◆ Exercise goal
Copy each line below in which the string "JSON" appears.

◆ Given information
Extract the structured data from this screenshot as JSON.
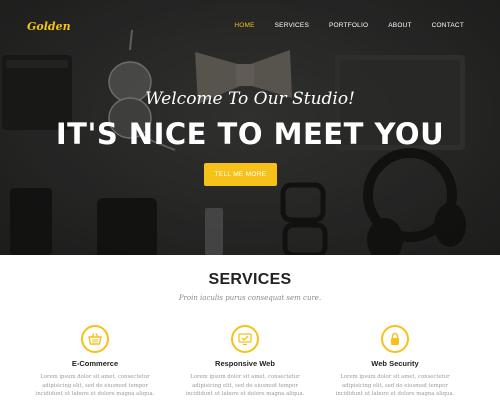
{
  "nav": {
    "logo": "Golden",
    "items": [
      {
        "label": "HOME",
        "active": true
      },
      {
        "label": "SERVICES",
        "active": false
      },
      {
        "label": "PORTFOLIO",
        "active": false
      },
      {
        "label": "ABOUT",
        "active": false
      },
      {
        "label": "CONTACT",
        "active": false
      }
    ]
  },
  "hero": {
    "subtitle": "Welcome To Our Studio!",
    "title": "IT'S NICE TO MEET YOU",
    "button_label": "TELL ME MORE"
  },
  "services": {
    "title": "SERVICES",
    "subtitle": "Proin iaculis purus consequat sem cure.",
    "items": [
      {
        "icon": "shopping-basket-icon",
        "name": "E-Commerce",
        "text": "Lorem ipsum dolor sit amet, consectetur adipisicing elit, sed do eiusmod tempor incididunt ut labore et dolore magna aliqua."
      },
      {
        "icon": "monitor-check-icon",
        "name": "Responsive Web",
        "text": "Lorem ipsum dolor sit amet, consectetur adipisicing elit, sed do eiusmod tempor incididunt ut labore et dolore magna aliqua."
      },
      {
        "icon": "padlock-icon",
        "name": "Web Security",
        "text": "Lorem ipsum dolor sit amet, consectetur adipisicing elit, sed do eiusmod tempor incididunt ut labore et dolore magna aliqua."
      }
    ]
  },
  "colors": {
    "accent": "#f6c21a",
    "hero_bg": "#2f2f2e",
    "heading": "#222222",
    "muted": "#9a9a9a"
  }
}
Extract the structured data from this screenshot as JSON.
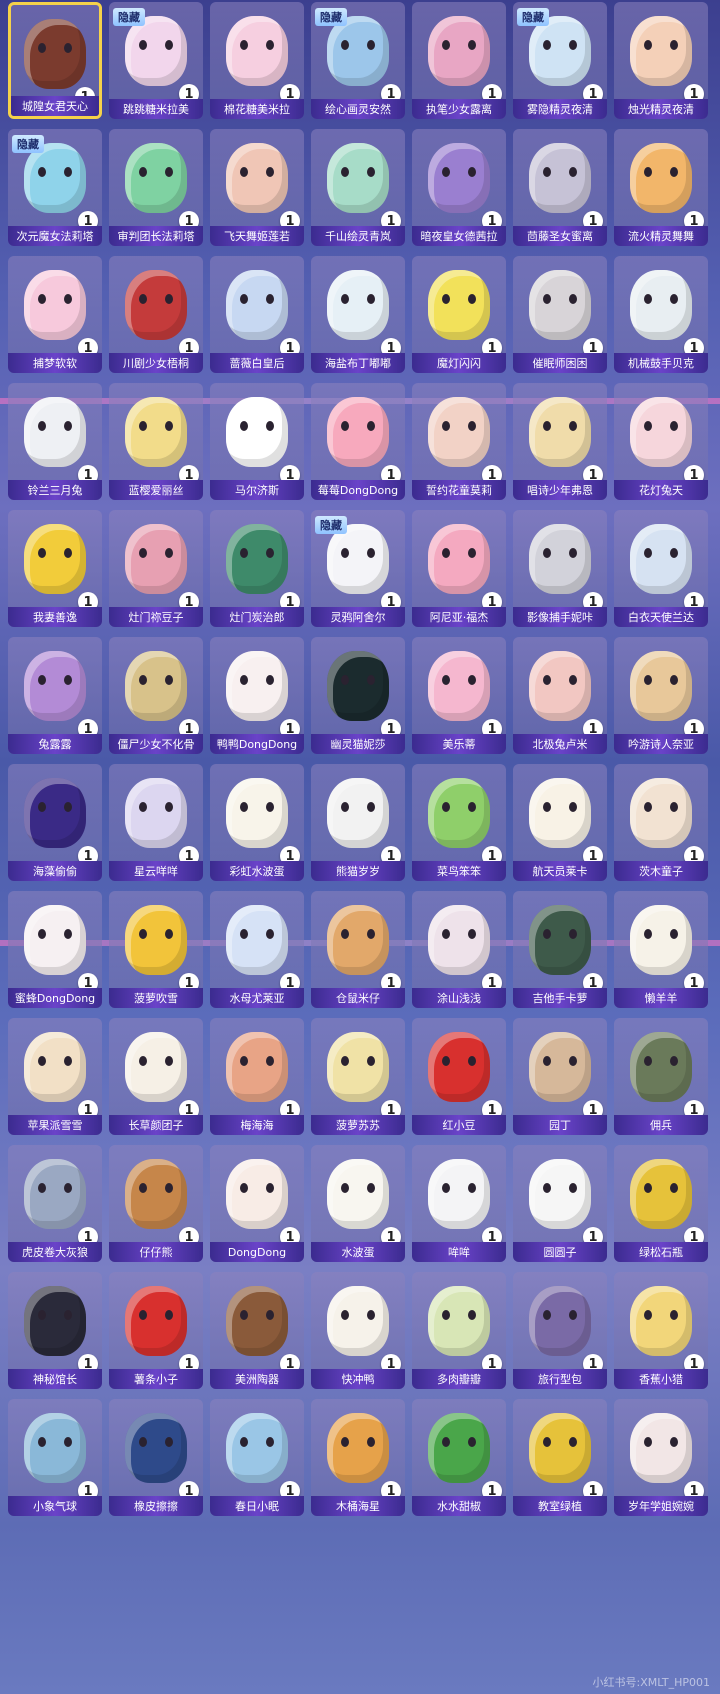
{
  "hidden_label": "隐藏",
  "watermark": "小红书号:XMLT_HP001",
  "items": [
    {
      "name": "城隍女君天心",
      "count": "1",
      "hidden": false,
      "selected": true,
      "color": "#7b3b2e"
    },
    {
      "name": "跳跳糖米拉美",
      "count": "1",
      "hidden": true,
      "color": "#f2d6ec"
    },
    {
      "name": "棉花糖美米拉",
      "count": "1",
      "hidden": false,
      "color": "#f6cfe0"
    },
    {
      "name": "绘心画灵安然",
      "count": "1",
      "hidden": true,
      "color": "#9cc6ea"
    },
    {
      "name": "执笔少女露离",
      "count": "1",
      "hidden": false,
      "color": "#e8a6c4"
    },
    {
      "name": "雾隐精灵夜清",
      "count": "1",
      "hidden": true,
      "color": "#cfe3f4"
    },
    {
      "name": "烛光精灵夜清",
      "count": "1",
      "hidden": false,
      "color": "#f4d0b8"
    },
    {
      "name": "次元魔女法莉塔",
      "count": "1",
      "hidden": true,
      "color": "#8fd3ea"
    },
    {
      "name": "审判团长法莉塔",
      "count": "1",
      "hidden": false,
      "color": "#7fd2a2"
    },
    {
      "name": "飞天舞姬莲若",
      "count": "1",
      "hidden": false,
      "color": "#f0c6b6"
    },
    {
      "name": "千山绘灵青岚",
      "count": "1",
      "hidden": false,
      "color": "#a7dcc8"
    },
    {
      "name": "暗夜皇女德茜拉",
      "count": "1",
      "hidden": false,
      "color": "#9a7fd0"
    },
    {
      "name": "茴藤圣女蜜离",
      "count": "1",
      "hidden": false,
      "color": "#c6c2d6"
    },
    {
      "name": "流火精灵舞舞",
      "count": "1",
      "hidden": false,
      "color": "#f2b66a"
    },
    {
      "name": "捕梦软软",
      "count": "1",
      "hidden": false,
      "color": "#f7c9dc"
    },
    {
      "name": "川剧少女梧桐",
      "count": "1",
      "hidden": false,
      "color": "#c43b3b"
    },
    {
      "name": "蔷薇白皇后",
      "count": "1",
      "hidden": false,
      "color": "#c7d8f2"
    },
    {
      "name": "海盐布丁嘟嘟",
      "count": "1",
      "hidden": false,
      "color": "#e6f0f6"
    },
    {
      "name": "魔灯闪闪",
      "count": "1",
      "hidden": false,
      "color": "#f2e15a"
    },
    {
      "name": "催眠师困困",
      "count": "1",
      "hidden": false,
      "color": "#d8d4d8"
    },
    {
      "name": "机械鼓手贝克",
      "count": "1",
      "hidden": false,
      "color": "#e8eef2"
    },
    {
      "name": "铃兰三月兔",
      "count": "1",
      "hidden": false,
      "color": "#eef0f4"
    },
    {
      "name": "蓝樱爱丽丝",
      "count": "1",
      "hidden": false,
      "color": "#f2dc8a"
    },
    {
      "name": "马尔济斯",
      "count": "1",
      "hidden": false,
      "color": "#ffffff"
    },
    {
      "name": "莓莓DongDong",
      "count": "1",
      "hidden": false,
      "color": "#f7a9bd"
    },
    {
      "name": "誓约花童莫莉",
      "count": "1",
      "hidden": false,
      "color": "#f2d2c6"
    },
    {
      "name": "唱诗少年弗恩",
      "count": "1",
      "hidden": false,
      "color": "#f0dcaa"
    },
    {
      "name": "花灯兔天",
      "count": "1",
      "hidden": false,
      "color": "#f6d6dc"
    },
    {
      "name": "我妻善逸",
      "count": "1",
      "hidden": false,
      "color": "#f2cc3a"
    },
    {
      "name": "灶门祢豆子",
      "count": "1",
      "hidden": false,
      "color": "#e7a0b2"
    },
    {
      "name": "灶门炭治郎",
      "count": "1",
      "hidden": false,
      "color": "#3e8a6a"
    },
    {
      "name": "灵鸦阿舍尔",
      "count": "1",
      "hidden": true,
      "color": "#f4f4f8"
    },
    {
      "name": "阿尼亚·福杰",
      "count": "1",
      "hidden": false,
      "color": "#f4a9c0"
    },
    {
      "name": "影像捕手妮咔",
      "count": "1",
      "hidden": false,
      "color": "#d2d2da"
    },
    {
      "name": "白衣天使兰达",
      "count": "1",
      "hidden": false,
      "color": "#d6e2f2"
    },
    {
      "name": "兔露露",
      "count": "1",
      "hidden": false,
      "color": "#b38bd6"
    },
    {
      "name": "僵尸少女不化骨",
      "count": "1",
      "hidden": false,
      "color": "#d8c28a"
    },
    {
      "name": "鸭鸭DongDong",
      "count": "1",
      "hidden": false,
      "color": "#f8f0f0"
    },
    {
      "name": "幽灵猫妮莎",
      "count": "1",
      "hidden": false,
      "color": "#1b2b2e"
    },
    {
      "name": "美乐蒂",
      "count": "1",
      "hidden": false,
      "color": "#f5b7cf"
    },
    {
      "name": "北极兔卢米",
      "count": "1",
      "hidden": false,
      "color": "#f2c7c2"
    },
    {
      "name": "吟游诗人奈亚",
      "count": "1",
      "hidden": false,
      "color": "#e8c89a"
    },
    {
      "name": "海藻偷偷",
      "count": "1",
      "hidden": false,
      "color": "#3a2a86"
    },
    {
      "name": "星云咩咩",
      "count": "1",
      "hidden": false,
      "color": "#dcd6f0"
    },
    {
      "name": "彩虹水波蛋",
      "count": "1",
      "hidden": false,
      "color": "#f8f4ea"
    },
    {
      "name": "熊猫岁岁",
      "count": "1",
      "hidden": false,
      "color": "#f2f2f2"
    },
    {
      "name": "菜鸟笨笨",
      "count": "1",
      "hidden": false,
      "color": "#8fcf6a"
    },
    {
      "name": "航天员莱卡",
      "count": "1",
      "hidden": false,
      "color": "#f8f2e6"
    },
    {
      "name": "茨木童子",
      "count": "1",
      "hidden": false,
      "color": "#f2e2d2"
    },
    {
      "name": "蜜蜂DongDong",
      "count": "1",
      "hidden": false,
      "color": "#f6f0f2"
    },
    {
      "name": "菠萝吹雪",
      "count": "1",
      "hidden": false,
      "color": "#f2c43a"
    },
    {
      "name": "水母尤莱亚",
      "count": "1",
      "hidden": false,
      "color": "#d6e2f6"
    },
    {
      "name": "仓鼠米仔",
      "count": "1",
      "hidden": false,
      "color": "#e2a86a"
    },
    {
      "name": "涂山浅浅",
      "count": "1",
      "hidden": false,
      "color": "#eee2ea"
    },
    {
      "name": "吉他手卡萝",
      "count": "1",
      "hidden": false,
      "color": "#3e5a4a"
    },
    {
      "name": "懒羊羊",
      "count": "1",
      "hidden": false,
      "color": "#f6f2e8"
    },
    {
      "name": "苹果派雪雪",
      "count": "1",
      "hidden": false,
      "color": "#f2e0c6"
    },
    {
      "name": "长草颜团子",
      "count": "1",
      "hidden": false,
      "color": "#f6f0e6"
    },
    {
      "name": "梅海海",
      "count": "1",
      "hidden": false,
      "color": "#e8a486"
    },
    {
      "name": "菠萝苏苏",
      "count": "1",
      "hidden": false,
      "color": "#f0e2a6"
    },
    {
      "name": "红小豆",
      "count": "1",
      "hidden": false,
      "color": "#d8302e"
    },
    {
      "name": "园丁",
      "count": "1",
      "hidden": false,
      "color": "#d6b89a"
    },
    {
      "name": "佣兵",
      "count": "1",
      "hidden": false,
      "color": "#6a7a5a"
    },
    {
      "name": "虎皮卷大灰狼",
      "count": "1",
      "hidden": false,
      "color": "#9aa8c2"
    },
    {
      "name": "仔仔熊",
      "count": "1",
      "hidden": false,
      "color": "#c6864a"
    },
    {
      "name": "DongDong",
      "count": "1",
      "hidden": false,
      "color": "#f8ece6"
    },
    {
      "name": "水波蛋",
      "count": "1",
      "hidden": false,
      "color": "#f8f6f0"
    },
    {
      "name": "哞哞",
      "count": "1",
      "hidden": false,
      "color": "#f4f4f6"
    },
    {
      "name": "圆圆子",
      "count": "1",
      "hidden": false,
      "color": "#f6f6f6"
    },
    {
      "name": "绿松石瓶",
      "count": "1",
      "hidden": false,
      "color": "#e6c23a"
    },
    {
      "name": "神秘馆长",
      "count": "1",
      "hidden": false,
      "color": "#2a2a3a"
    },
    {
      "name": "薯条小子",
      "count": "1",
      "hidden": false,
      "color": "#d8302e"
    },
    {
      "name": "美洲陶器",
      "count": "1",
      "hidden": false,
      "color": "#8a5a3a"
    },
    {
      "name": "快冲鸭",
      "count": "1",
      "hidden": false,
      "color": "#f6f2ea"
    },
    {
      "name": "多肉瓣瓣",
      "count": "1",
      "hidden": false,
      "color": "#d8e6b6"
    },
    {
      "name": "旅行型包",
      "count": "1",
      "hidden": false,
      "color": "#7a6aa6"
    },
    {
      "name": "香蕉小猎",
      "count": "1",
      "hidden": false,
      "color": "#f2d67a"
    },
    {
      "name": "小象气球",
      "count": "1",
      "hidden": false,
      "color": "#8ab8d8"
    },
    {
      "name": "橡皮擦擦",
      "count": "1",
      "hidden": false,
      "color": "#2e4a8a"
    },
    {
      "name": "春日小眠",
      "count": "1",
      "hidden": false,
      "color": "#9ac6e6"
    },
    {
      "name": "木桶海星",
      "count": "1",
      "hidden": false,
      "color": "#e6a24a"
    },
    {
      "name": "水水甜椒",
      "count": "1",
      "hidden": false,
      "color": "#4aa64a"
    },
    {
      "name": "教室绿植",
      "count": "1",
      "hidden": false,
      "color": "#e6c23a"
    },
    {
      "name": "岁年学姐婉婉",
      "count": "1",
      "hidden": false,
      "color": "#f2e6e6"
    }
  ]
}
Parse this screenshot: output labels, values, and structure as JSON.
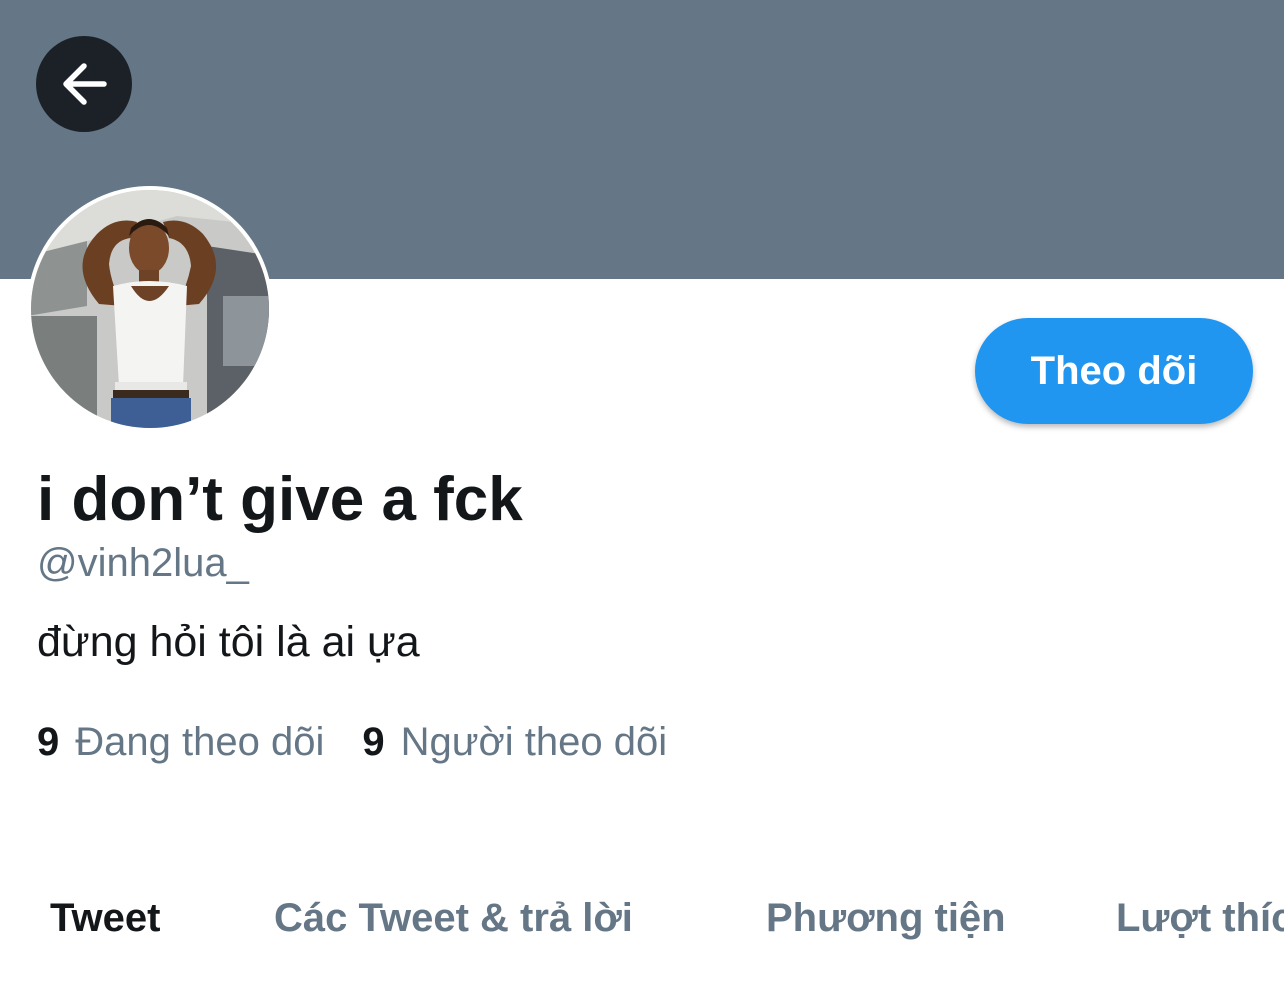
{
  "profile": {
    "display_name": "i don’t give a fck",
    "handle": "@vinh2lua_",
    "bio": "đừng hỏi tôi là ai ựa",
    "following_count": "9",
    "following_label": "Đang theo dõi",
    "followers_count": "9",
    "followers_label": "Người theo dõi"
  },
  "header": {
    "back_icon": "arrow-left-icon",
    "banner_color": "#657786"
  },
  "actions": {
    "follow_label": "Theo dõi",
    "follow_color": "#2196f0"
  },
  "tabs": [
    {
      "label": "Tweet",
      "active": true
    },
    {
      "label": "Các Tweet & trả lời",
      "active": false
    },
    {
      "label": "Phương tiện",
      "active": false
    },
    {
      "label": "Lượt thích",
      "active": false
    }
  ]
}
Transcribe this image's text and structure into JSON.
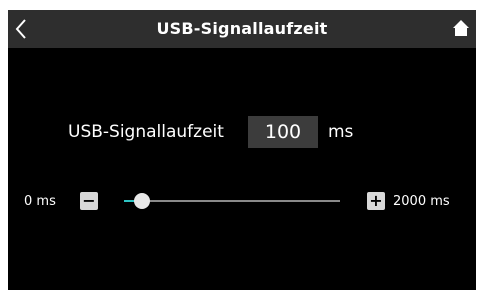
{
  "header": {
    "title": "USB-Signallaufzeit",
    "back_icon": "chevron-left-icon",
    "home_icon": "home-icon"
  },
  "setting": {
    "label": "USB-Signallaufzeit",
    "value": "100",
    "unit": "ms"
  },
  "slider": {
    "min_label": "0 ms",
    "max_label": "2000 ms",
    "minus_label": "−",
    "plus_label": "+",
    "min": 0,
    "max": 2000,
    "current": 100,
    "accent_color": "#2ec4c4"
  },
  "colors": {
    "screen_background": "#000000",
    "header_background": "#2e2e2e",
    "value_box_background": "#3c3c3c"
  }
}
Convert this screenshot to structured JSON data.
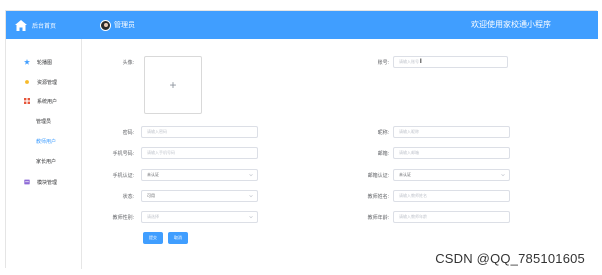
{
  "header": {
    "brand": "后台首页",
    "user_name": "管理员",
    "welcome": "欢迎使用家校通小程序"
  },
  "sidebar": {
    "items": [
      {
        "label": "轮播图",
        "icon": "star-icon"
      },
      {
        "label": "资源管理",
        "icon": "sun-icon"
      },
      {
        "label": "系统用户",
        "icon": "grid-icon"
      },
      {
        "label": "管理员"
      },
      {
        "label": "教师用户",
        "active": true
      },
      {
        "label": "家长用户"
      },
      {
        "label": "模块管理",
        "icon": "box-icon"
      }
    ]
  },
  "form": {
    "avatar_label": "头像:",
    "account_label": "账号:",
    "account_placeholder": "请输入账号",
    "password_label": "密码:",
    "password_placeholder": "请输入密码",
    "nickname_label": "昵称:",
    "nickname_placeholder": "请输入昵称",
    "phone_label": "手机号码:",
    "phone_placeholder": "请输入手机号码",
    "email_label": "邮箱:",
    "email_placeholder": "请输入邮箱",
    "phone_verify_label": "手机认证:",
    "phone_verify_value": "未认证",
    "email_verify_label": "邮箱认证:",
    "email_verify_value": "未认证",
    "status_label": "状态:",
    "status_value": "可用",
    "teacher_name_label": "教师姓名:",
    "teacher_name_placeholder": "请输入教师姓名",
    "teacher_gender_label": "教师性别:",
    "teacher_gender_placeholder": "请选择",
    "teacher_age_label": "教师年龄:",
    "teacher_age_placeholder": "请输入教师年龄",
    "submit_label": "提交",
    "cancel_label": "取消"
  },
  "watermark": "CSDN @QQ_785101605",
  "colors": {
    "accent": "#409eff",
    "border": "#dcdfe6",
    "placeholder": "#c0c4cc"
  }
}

◆ Answer to this problem
Extract the structured data from this screenshot as JSON.
Extract the structured data from this screenshot as JSON.
Parse this screenshot: output labels, values, and structure as JSON.
Transcribe this image's text and structure into JSON.
Convert this screenshot to structured JSON data.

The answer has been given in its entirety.